Meanwhile, farmers have started harvesting the early planted summer crops as some late planted crops are now showing signs of moisture stress due to the break in rainfall activity.
Some crops are not yet ready for harvesting but are in good condition while some late planted crops in some areas have begun showing signs of moisture stress due to the decline in rainfall activity.
Zimbabwe Commercial Farmers Union president Dr Shadreck Makombe yesterday said most early planted summer crops were ready for harvesting.
“Farmers have started harvesting maize, groundnuts and roundnuts. We cannot complain of the dry weather condition as all crops that were planted on time will not be affected by the dry conditions prevailing in most areas.
“Farmers who planted short season varieties late also have a good crop except for a few who insisted on plating long season varieties late,” he said.
Dr Makombe said some farmers welcomed the dry weather conditions as they have helped their crops which were being affected by incessant rains.
“It is important that there is still adequate moisture and this will help farmers in preparing for the winter cropping season,” he said.
Zimbabwe National Farmers Union vice president Mr Edward Dune said farmers were at an advanced stage of reaping tobacco and others were grading in preparation for the opening of the selling season early next month.
“Farmers are also harvesting maize and some legumes.

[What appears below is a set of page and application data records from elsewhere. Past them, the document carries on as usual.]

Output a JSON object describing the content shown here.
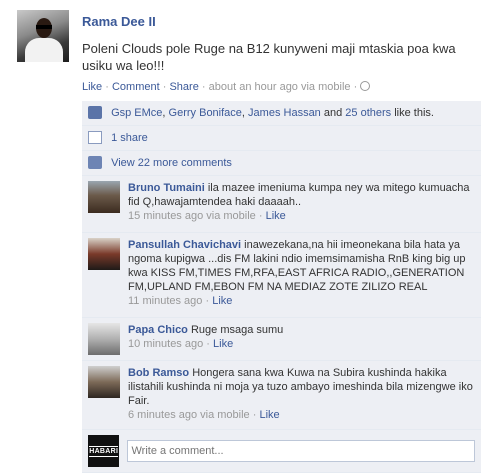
{
  "post": {
    "author": "Rama Dee II",
    "message": "Poleni Clouds pole Ruge na B12 kunyweni maji mtaskia poa kwa usiku wa leo!!!",
    "like_label": "Like",
    "comment_label": "Comment",
    "share_label": "Share",
    "timestamp": "about an hour ago via mobile"
  },
  "likes": {
    "names": [
      "Gsp EMce",
      "Gerry Boniface",
      "James Hassan"
    ],
    "and_text": "and",
    "others_label": "25 others",
    "suffix": "like this."
  },
  "shares_label": "1 share",
  "view_more_label": "View 22 more comments",
  "comments": [
    {
      "author": "Bruno Tumaini",
      "text": "ila mazee imeniuma kumpa ney wa mitego kumuacha fid Q,hawajamtendea haki daaaah..",
      "time": "15 minutes ago via mobile",
      "like": "Like"
    },
    {
      "author": "Pansullah Chavichavi",
      "text": "inawezekana,na hii imeonekana bila hata ya ngoma kupigwa ...dis FM lakini ndio imemsimamisha RnB king big up kwa KISS FM,TIMES FM,RFA,EAST AFRICA RADIO,,GENERATION FM,UPLAND FM,EBON FM NA MEDIAZ ZOTE ZILIZO REAL",
      "time": "11 minutes ago",
      "like": "Like"
    },
    {
      "author": "Papa Chico",
      "text": "Ruge msaga sumu",
      "time": "10 minutes ago",
      "like": "Like"
    },
    {
      "author": "Bob Ramso",
      "text": "Hongera sana kwa Kuwa na Subira kushinda hakika ilistahili kushinda ni moja ya tuzo ambayo imeshinda bila mizengwe iko Fair.",
      "time": "6 minutes ago via mobile",
      "like": "Like"
    }
  ],
  "compose": {
    "placeholder": "Write a comment...",
    "avatar_text": "HABARI"
  },
  "icons": {
    "like": "thumbs-up-icon",
    "share": "share-icon",
    "comments": "comment-bubble-icon",
    "privacy": "globe-icon"
  },
  "colors": {
    "link": "#3b5998",
    "ufi_bg": "#edeff4",
    "meta_gray": "#999999"
  }
}
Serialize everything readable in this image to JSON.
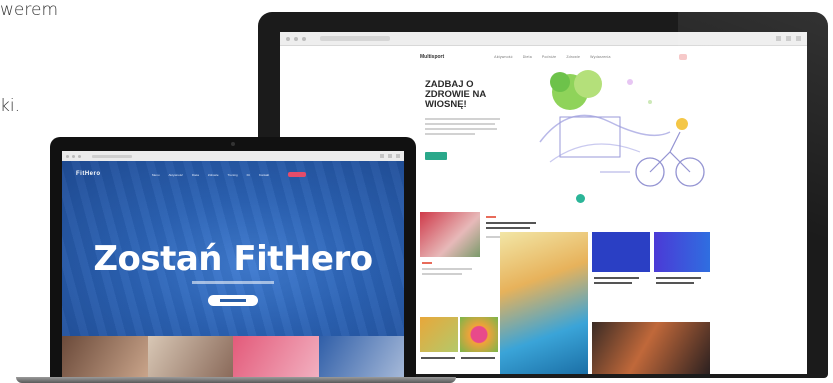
{
  "page_fragments": {
    "line1": "werem",
    "line2": "ki."
  },
  "monitor_site": {
    "logo": "Multisport",
    "nav_items": [
      "Aktywność",
      "Dieta",
      "Podróże",
      "Zdrowie",
      "Wydarzenia"
    ],
    "hero_title": "ZADBAJ O ZDROWIE NA WIOSNĘ!",
    "accent_color": "#2bb598"
  },
  "laptop_site": {
    "logo": "FitHero",
    "menu_items": [
      "Menu",
      "Aktywność",
      "Dieta",
      "Zdrowie",
      "Trening",
      "Fit",
      "Kontakt"
    ],
    "headline": "Zostań FitHero",
    "brand_color": "#2a5fa8"
  },
  "icons": [
    "heart-icon",
    "window-control-icon"
  ]
}
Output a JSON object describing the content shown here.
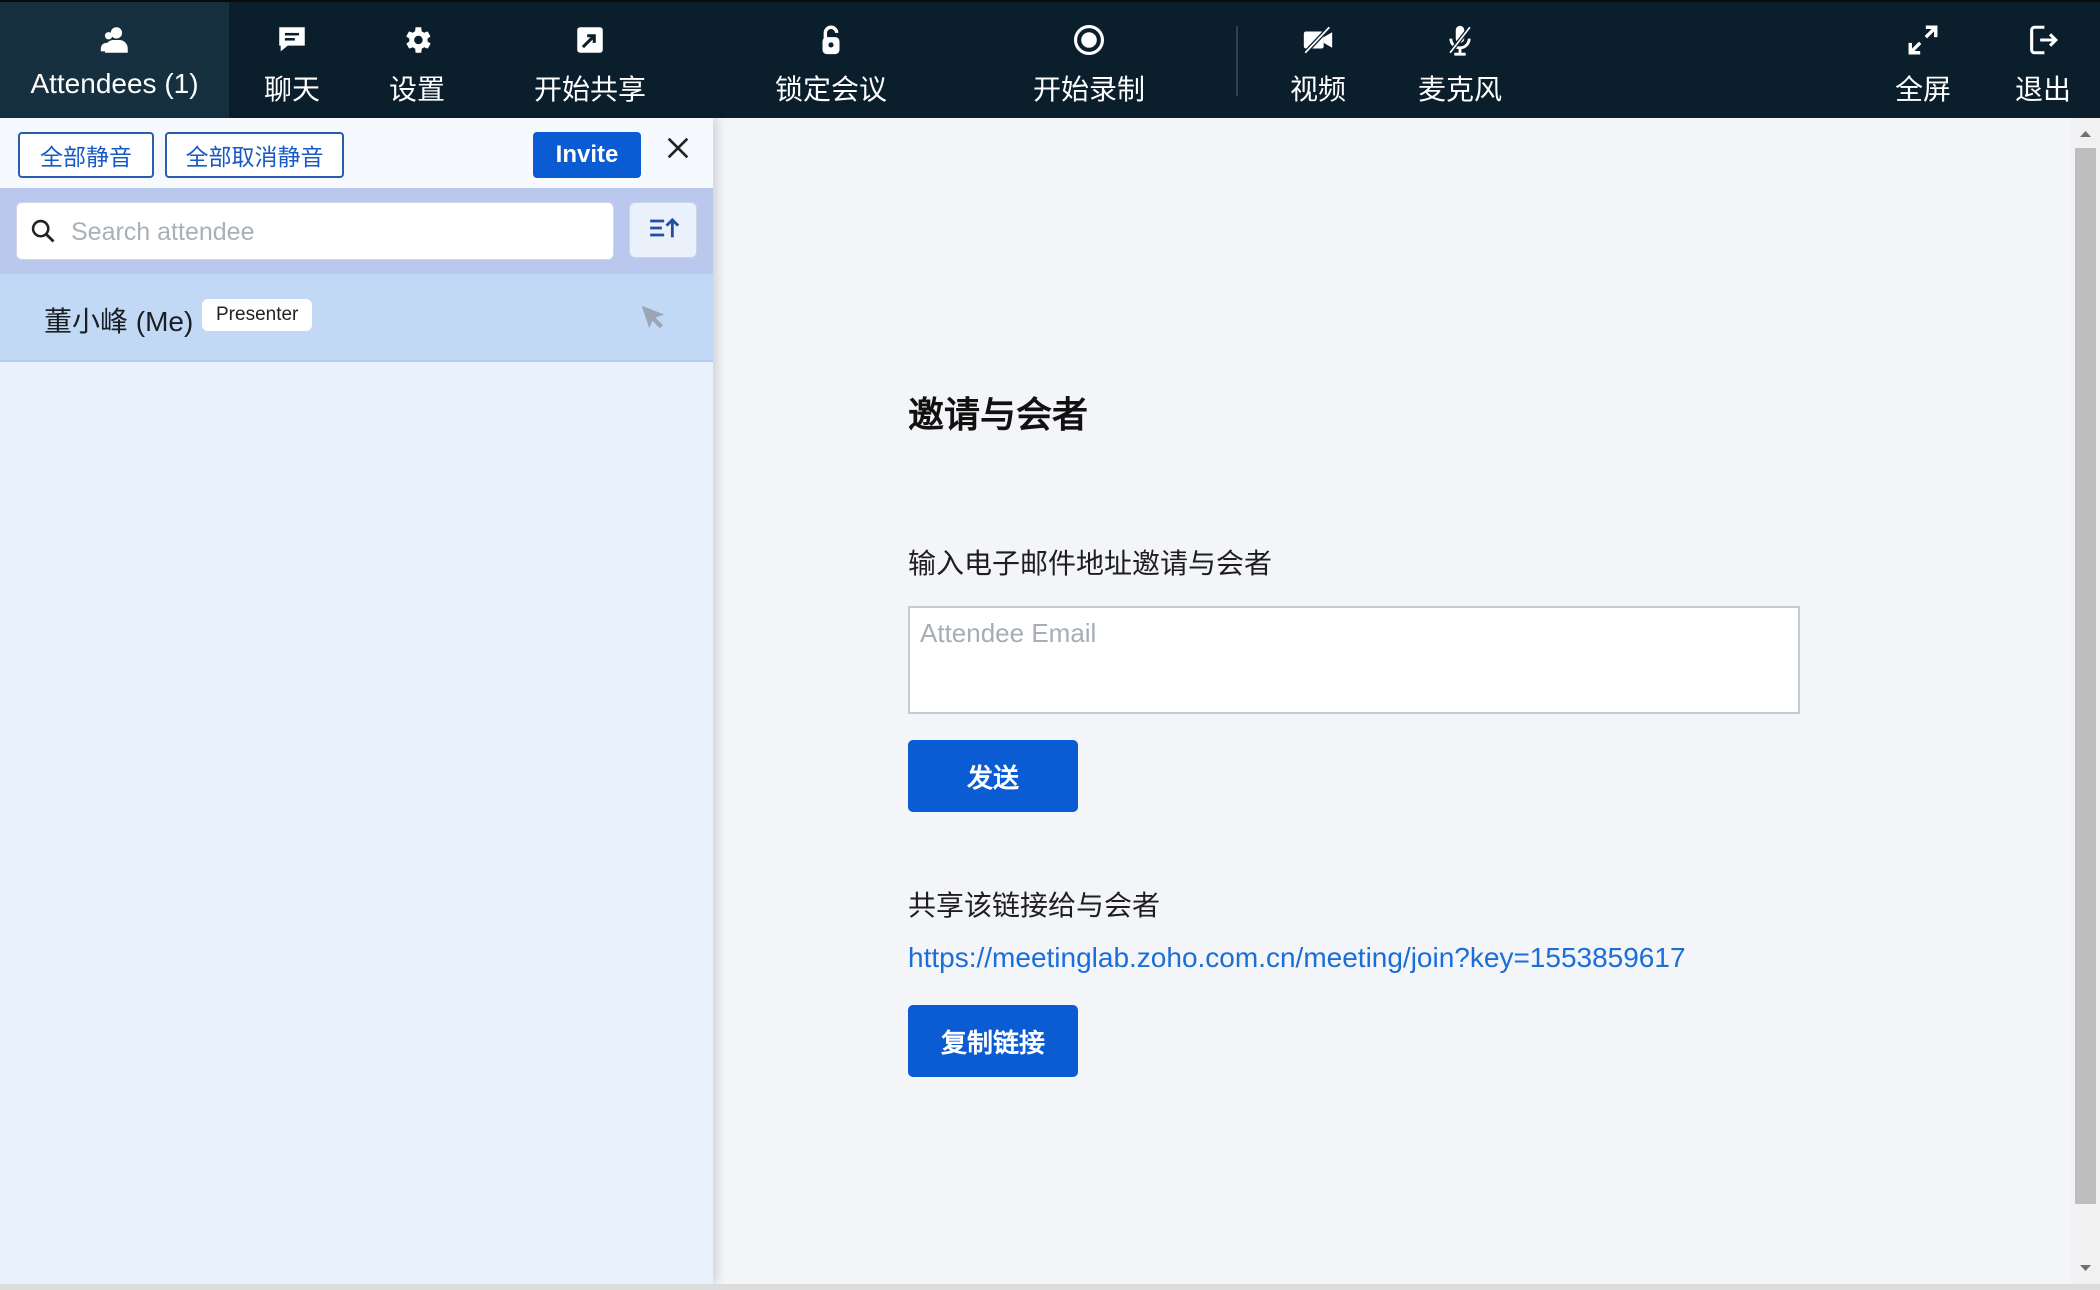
{
  "toolbar": {
    "items": [
      {
        "id": "attendees",
        "label": "Attendees (1)",
        "icon": "attendees-icon",
        "active": true
      },
      {
        "id": "chat",
        "label": "聊天",
        "icon": "chat-icon"
      },
      {
        "id": "settings",
        "label": "设置",
        "icon": "gear-icon"
      },
      {
        "id": "share",
        "label": "开始共享",
        "icon": "share-screen-icon"
      },
      {
        "id": "lock",
        "label": "锁定会议",
        "icon": "lock-icon"
      },
      {
        "id": "record",
        "label": "开始录制",
        "icon": "record-icon"
      },
      {
        "id": "video",
        "label": "视频",
        "icon": "video-off-icon"
      },
      {
        "id": "mic",
        "label": "麦克风",
        "icon": "mic-off-icon"
      },
      {
        "id": "fullscreen",
        "label": "全屏",
        "icon": "fullscreen-icon"
      },
      {
        "id": "exit",
        "label": "退出",
        "icon": "exit-icon"
      }
    ]
  },
  "attendees_panel": {
    "mute_all_label": "全部静音",
    "unmute_all_label": "全部取消静音",
    "invite_label": "Invite",
    "search_placeholder": "Search attendee",
    "attendees": [
      {
        "name": "董小峰 (Me)",
        "role": "Presenter"
      }
    ]
  },
  "invite": {
    "title": "邀请与会者",
    "email_label": "输入电子邮件地址邀请与会者",
    "email_placeholder": "Attendee Email",
    "send_label": "发送",
    "share_label": "共享该链接给与会者",
    "link": "https://meetinglab.zoho.com.cn/meeting/join?key=1553859617",
    "copy_label": "复制链接"
  },
  "colors": {
    "toolbar_bg": "#0b1e2c",
    "accent": "#0b5bd3",
    "link": "#1a6ed8",
    "panel_bg": "#e8f1fc"
  }
}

The bulk of the crop has matured and only a small portion will be affected by the dry conditions,” he said.
Meteorological Services Department senior forecaster, Mr James Ngoma said for the next few days, sunny skies were expected in most parts of the country.
“We had a bit of cloudy conditions over Chiredzi, Mwenezi, Beitbridge and Chipinge, and these cloudy conditions are expected to spread and cover much of Matabeleland South into Masvingo, Manicaland and southern parts of Midlands,” he said.
Mr Ngoma said sunny conditions are expected today over these provinces but cloudier conditions are expected tomorrow and Friday.
“Afternoon and evening thundershowers cannot be ruled out,” he said.
The country is expecting a bumper harvest and the Lands, Agriculture, Fisheries, Water and Rural Resettlement Ministry is mobilising harvesting equipment to reduce losses.
Modalities for grain mobilisation, purchase, storage and infrastructure upgrading have been put in place.